The third type of malpractice is a doctor treating you without your informed consent. No person can touch you without your agreement, unless it is necessary to save your life and you are unable because of your condition to indicate if you consent. In law, there are two (2) types of consent, “express” and “implied”. Express consent means giving consent either verbally or in writing, for example, when you sign a consent form before surgery. Implied consent means that you show by your conduct that you consent to treatment. If you seek medical help for an illness you are implying that you consent to being treated for it.
In order for your consent to be informed consent, you must have enough information from the doctors to make an informed decision. You should be aware of the treatment, the probable effects, the nature of the treatment, the risks of the treatment and of not being treated. The risks you must be advised of are those that are more than remote possibilities or are special or unusual. Consenting to one particular treatment does not mean that you have consented to another. Giving consent to have your appendix removed does not mean you have given consent to have other organs removed while you are in surgery unless it is absolutely necessary to save your life or protect your immediate health. Likewise, a doctor is under a legal obligation to answer any and all questions relating to a procedure or treatment.
In order for consent to be valid, you may not be under the influence of drugs which would prevent your understanding of the consent. Valid consent, for example, usually cannot be obtained from a patient who has been sedated for pain. If, however, doctors are unable to get your consent to treatment because you are unconscious or delirious and you must be treated in order to save your life or prevent serious injury to you, they may treat you without your consent as long as they have no reason to believe you would refuse treatment.
When you are asked to sign a consent form, read it carefully before signing it. If in doubt, ask questions. You can change some of the terms of the consent form. If, for example, the form states that medical students will watch the operation, you can indicate you do not consent to this.
Finally, medical malpractice includes careless or improper handling of your medical record by your doctor. You have a right to a confidential and carefully written record. Your medical records give your treatment history and doctors reading the chart have a duty in law to read the whole record. If, for example, a doctor prescribed a drug for you and a record of your allergy to that drug was contained in your medical records, he or she may be guilty of malpractice and responsible for the adverse side effects which you suffer. Similarly, malpractice may occur if your doctor makes a careless error in recording medications to be given to you and you suffer damages.

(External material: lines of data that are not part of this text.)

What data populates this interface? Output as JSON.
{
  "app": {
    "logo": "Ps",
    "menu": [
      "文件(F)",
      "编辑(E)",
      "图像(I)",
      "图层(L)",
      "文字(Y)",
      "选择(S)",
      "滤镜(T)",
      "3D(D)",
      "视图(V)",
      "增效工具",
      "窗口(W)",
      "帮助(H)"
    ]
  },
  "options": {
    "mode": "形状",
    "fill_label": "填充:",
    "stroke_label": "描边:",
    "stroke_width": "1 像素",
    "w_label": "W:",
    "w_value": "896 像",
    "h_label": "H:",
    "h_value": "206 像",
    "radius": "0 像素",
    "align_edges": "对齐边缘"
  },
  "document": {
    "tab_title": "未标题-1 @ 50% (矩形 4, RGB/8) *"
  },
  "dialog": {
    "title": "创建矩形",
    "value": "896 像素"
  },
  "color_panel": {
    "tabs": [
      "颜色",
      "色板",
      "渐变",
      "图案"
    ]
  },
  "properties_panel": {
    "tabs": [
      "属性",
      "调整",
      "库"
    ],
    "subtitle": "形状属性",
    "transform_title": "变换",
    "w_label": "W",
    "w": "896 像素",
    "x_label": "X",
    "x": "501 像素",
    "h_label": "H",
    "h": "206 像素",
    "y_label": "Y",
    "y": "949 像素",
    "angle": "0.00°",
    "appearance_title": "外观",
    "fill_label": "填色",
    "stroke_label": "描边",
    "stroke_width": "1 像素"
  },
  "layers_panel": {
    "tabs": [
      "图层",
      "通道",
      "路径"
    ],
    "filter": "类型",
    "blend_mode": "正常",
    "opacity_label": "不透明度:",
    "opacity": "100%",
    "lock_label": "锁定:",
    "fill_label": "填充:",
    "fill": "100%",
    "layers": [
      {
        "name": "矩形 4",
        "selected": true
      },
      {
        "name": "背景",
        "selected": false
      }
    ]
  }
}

In summary, you may be able to sue for medical malpractice if a doctor treats you or fails to treat you in a manner that a normally competent doctor would. Medical malpractice cases are very complex and technical and you will need a lawyer to advise you of the strength of your case and to represent you in court should you decide to sue.
Dial-A-Law is a Calgary Legal Guidance public service project funded in part by the Alberta Law Foundation.